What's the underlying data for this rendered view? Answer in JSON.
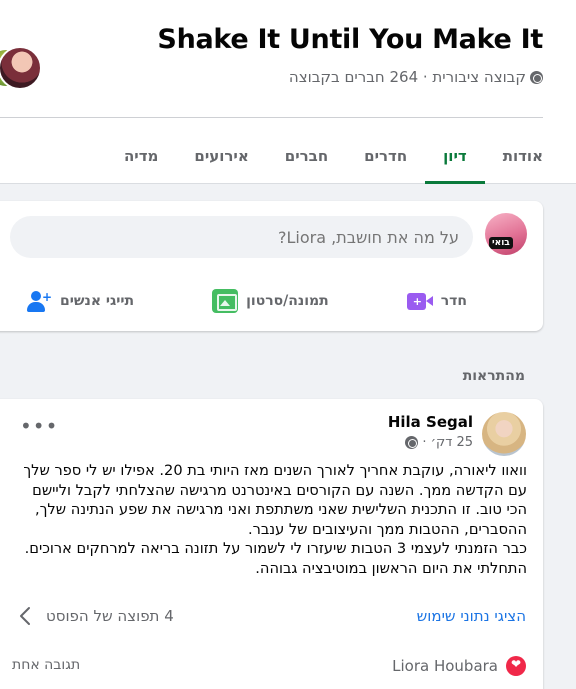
{
  "group": {
    "title": "Shake It Until You Make It",
    "meta": "קבוצה ציבורית · 264 חברים בקבוצה"
  },
  "tabs": [
    {
      "label": "אודות",
      "active": false
    },
    {
      "label": "דיון",
      "active": true
    },
    {
      "label": "חדרים",
      "active": false
    },
    {
      "label": "חברים",
      "active": false
    },
    {
      "label": "אירועים",
      "active": false
    },
    {
      "label": "מדיה",
      "active": false
    }
  ],
  "composer": {
    "placeholder": "על מה את חושבת, Liora?",
    "avatar_tag": "בואי",
    "actions": {
      "room": "חדר",
      "photo_video": "תמונה/סרטון",
      "tag_people": "תייגי אנשים"
    }
  },
  "section_title": "מהתראות",
  "post": {
    "author": "Hila Segal",
    "time": "25 דק׳ ·",
    "body": [
      "וואוו ליאורה, עוקבת אחריך לאורך השנים מאז היותי בת 20. אפילו יש לי ספר שלך עם הקדשה ממך. השנה עם הקורסים באינטרנט מרגישה שהצלחתי לקבל וליישם הכי טוב. זו התכנית השלישית שאני משתתפת ואני מרגישה את שפע הנתינה שלך, ההסברים, ההטבות ממך והעיצובים של ענבר.",
      "כבר הזמנתי לעצמי 3 הטבות שיעזרו לי לשמור על תזונה בריאה למרחקים ארוכים. התחלתי את היום הראשון במוטיבציה גבוהה."
    ],
    "insights_link": "הציגי נתוני שימוש",
    "preview_count": "4 תפוצה של הפוסט",
    "reactor": "Liora Houbara",
    "comments": "תגובה אחת"
  },
  "colors": {
    "accent_green": "#0a7a3b",
    "link_blue": "#1b74e4",
    "reaction_red": "#f02849"
  },
  "icons": [
    "globe-icon",
    "video-room-icon",
    "photo-icon",
    "tag-people-icon",
    "more-icon",
    "chevron-left-icon",
    "heart-icon"
  ]
}
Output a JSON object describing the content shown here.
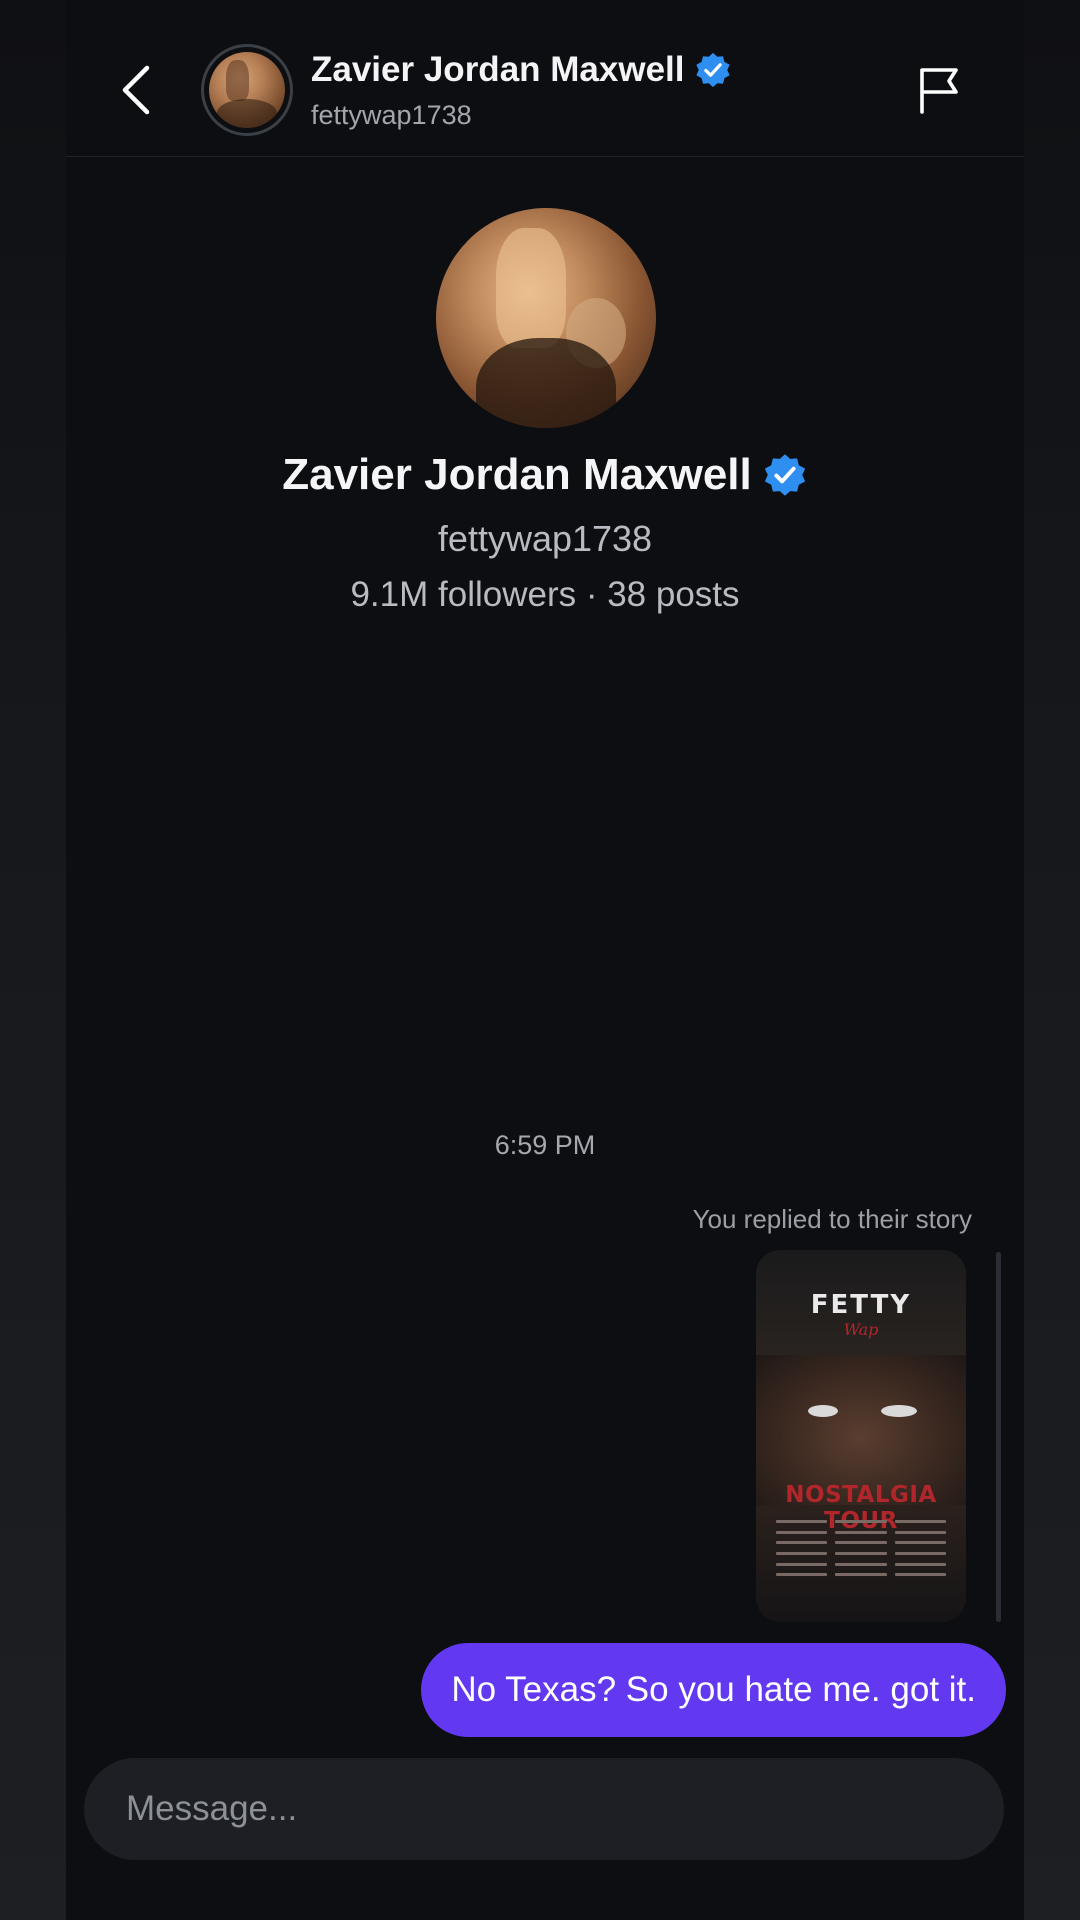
{
  "header": {
    "name": "Zavier Jordan Maxwell",
    "handle": "fettywap1738"
  },
  "profile": {
    "name": "Zavier Jordan Maxwell",
    "handle": "fettywap1738",
    "stats": "9.1M followers · 38 posts"
  },
  "conversation": {
    "timestamp": "6:59 PM",
    "story_caption": "You replied to their story",
    "story": {
      "brand": "FETTY",
      "script": "Wap",
      "tour": "NOSTALGIA TOUR"
    },
    "message": "No Texas? So you hate me. got it."
  },
  "composer": {
    "placeholder": "Message..."
  },
  "colors": {
    "background": "#0c0e12",
    "accent_bubble": "#6239f0",
    "verified": "#2f8ff0"
  }
}
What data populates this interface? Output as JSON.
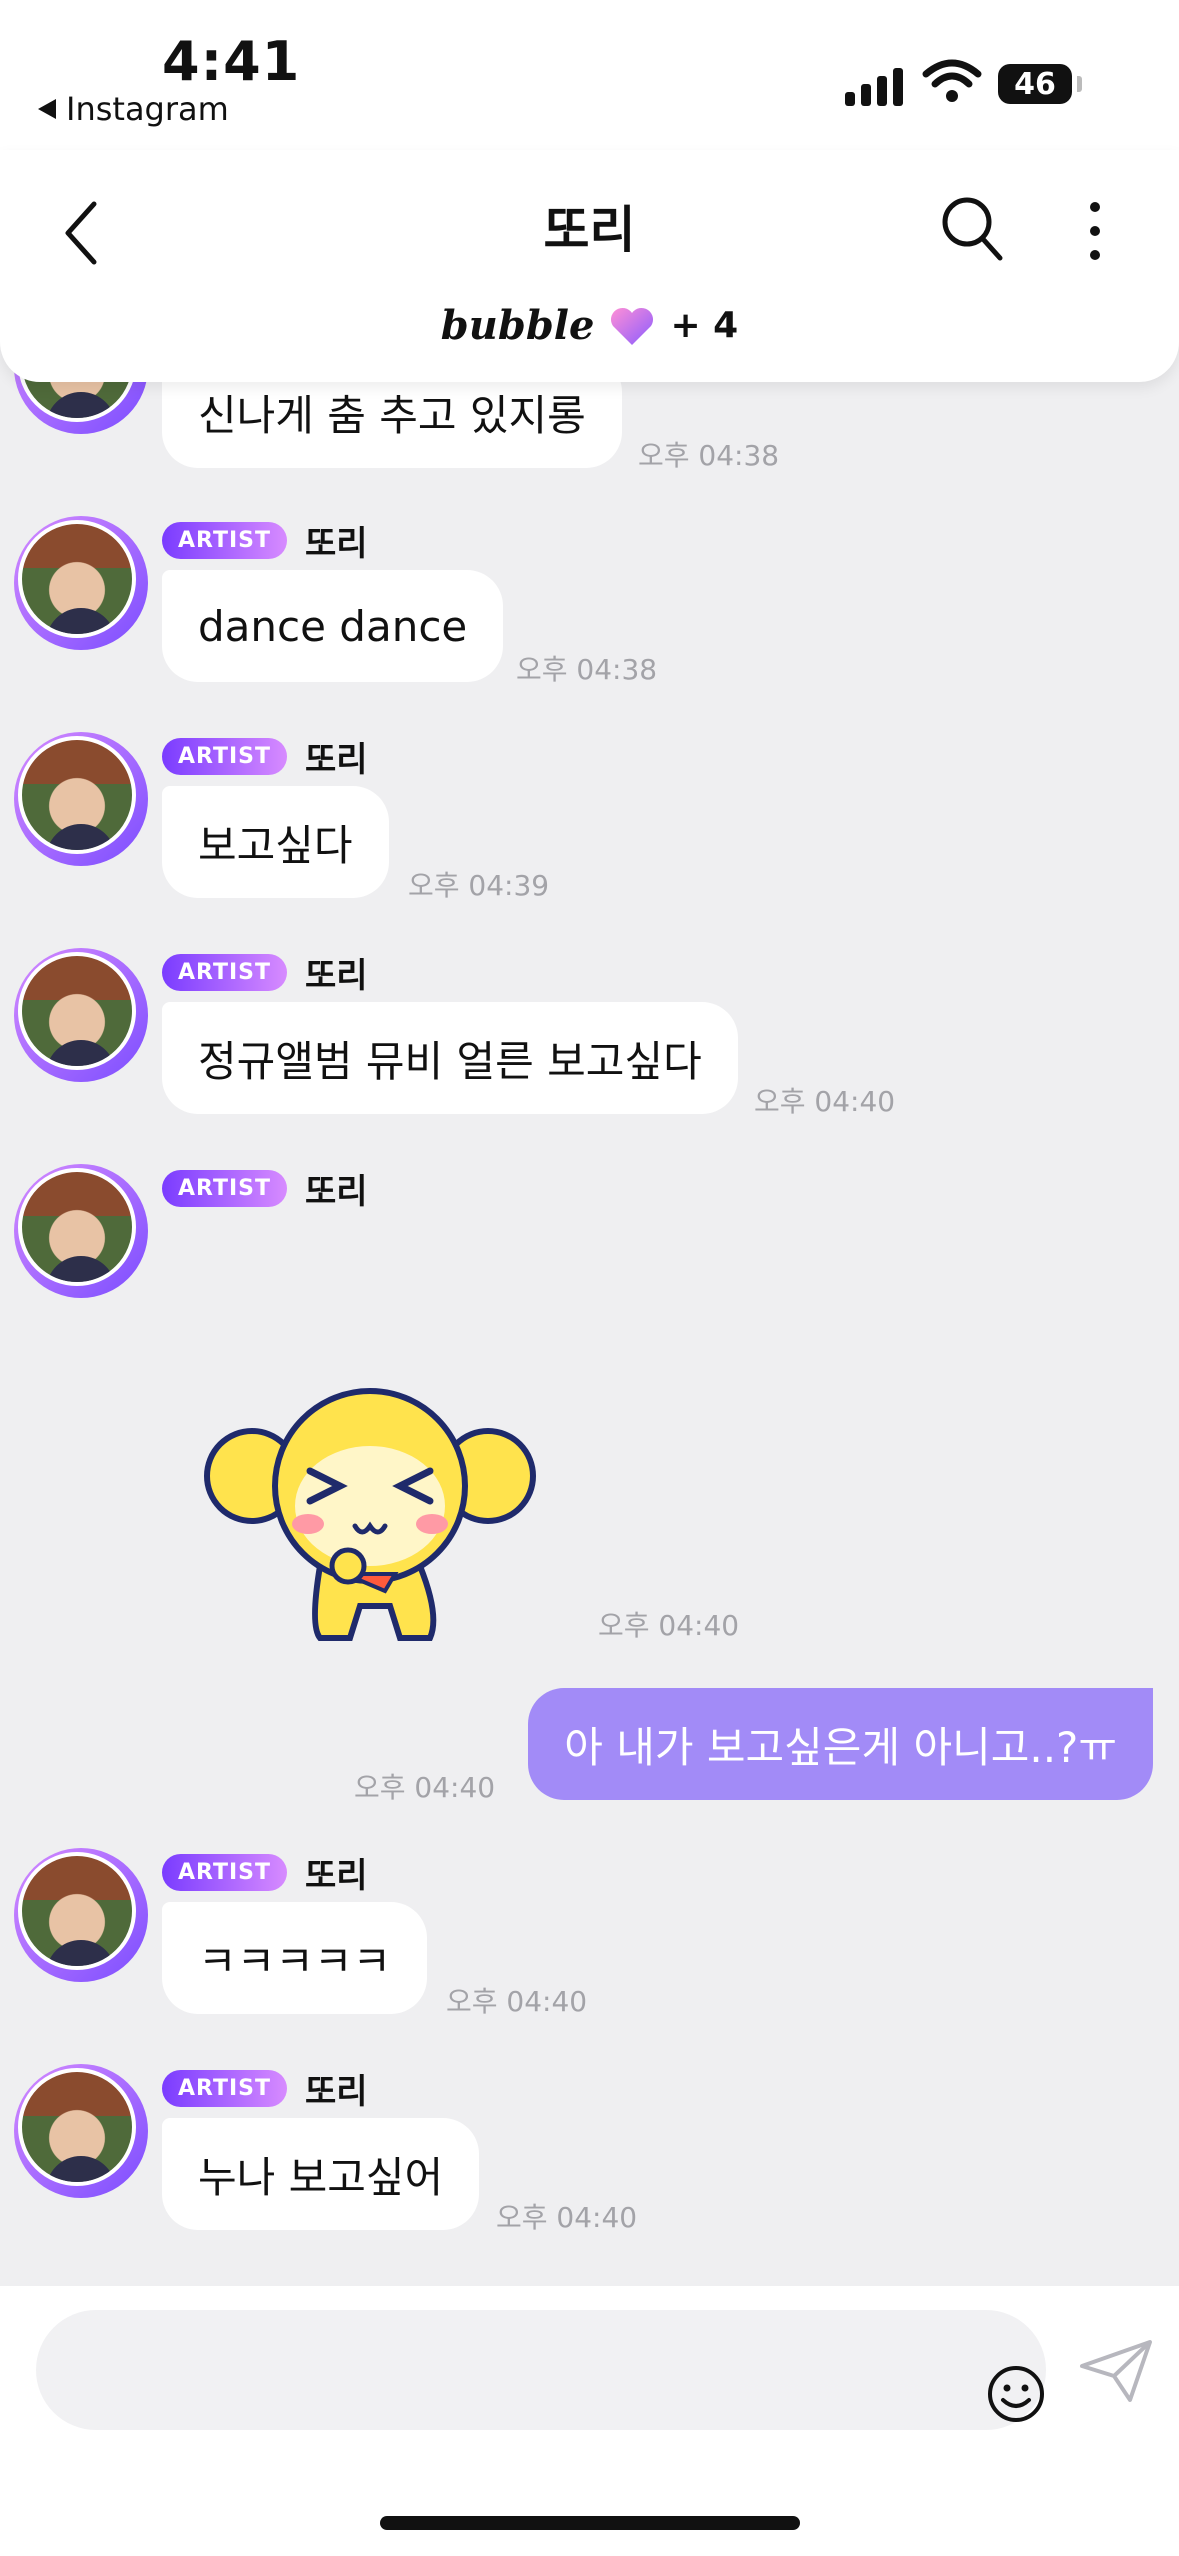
{
  "status_bar": {
    "time": "4:41",
    "back_app": "Instagram",
    "battery": "46"
  },
  "header": {
    "title": "또리",
    "brand": "bubble",
    "member_count": "+ 4"
  },
  "messages": [
    {
      "text": "신나게 춤 추고 있지롱",
      "time": "오후 04:38"
    },
    {
      "badge": "ARTIST",
      "name": "또리",
      "text": "dance dance",
      "time": "오후 04:38"
    },
    {
      "badge": "ARTIST",
      "name": "또리",
      "text": "보고싶다",
      "time": "오후 04:39"
    },
    {
      "badge": "ARTIST",
      "name": "또리",
      "text": "정규앨범 뮤비 얼른 보고싶다",
      "time": "오후 04:40"
    },
    {
      "badge": "ARTIST",
      "name": "또리",
      "sticker": "yellow-monkey-sticker",
      "time": "오후 04:40"
    },
    {
      "mine": true,
      "text": "아 내가 보고싶은게 아니고..?ㅠ",
      "time": "오후 04:40"
    },
    {
      "badge": "ARTIST",
      "name": "또리",
      "text": "ㅋㅋㅋㅋㅋ",
      "time": "오후 04:40"
    },
    {
      "badge": "ARTIST",
      "name": "또리",
      "text": "누나 보고싶어",
      "time": "오후 04:40"
    }
  ],
  "input": {
    "placeholder": ""
  },
  "colors": {
    "accent": "#a28bf7",
    "badge_start": "#7a3cff",
    "badge_end": "#d78bff",
    "background": "#efeff1"
  }
}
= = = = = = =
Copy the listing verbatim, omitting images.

== Task result ==
What's the underlying data for this rendered view? Answer in JSON.
{
  "group": {
    "title": "Shake It Until You Make It",
    "meta": "קבוצה ציבורית · 264 חברים בקבוצה"
  },
  "tabs": [
    {
      "label": "אודות",
      "active": false
    },
    {
      "label": "דיון",
      "active": true
    },
    {
      "label": "חדרים",
      "active": false
    },
    {
      "label": "חברים",
      "active": false
    },
    {
      "label": "אירועים",
      "active": false
    },
    {
      "label": "מדיה",
      "active": false
    }
  ],
  "composer": {
    "placeholder": "על מה את חושבת, Liora?",
    "avatar_tag": "בואי",
    "actions": {
      "room": "חדר",
      "photo_video": "תמונה/סרטון",
      "tag_people": "תייגי אנשים"
    }
  },
  "section_title": "מהתראות",
  "post": {
    "author": "Hila Segal",
    "time": "25 דק׳ ·",
    "body": [
      "וואוו ליאורה, עוקבת אחריך לאורך השנים מאז היותי בת 20. אפילו יש לי ספר שלך עם הקדשה ממך. השנה עם הקורסים באינטרנט מרגישה שהצלחתי לקבל וליישם הכי טוב. זו התכנית השלישית שאני משתתפת ואני מרגישה את שפע הנתינה שלך, ההסברים, ההטבות ממך והעיצובים של ענבר.",
      "כבר הזמנתי לעצמי 3 הטבות שיעזרו לי לשמור על תזונה בריאה למרחקים ארוכים. התחלתי את היום הראשון במוטיבציה גבוהה."
    ],
    "insights_link": "הציגי נתוני שימוש",
    "preview_count": "4 תפוצה של הפוסט",
    "reactor": "Liora Houbara",
    "comments": "תגובה אחת"
  },
  "colors": {
    "accent_green": "#0a7a3b",
    "link_blue": "#1b74e4",
    "reaction_red": "#f02849"
  },
  "icons": [
    "globe-icon",
    "video-room-icon",
    "photo-icon",
    "tag-people-icon",
    "more-icon",
    "chevron-left-icon",
    "heart-icon"
  ]
}
Output a JSON object describing the content shown here.
{
  "header": {
    "name": "Zavier Jordan Maxwell",
    "handle": "fettywap1738"
  },
  "profile": {
    "name": "Zavier Jordan Maxwell",
    "handle": "fettywap1738",
    "stats": "9.1M followers · 38 posts"
  },
  "conversation": {
    "timestamp": "6:59 PM",
    "story_caption": "You replied to their story",
    "story": {
      "brand": "FETTY",
      "script": "Wap",
      "tour": "NOSTALGIA TOUR"
    },
    "message": "No Texas? So you hate me. got it."
  },
  "composer": {
    "placeholder": "Message..."
  },
  "colors": {
    "background": "#0c0e12",
    "accent_bubble": "#6239f0",
    "verified": "#2f8ff0"
  }
}
What data populates this interface? Output as JSON.
{
  "status_bar": {
    "time": "4:41",
    "back_app": "Instagram",
    "battery": "46"
  },
  "header": {
    "title": "또리",
    "brand": "bubble",
    "member_count": "+ 4"
  },
  "messages": [
    {
      "text": "신나게 춤 추고 있지롱",
      "time": "오후 04:38"
    },
    {
      "badge": "ARTIST",
      "name": "또리",
      "text": "dance dance",
      "time": "오후 04:38"
    },
    {
      "badge": "ARTIST",
      "name": "또리",
      "text": "보고싶다",
      "time": "오후 04:39"
    },
    {
      "badge": "ARTIST",
      "name": "또리",
      "text": "정규앨범 뮤비 얼른 보고싶다",
      "time": "오후 04:40"
    },
    {
      "badge": "ARTIST",
      "name": "또리",
      "sticker": "yellow-monkey-sticker",
      "time": "오후 04:40"
    },
    {
      "mine": true,
      "text": "아 내가 보고싶은게 아니고..?ㅠ",
      "time": "오후 04:40"
    },
    {
      "badge": "ARTIST",
      "name": "또리",
      "text": "ㅋㅋㅋㅋㅋ",
      "time": "오후 04:40"
    },
    {
      "badge": "ARTIST",
      "name": "또리",
      "text": "누나 보고싶어",
      "time": "오후 04:40"
    }
  ],
  "input": {
    "placeholder": ""
  },
  "colors": {
    "accent": "#a28bf7",
    "badge_start": "#7a3cff",
    "badge_end": "#d78bff",
    "background": "#efeff1"
  }
}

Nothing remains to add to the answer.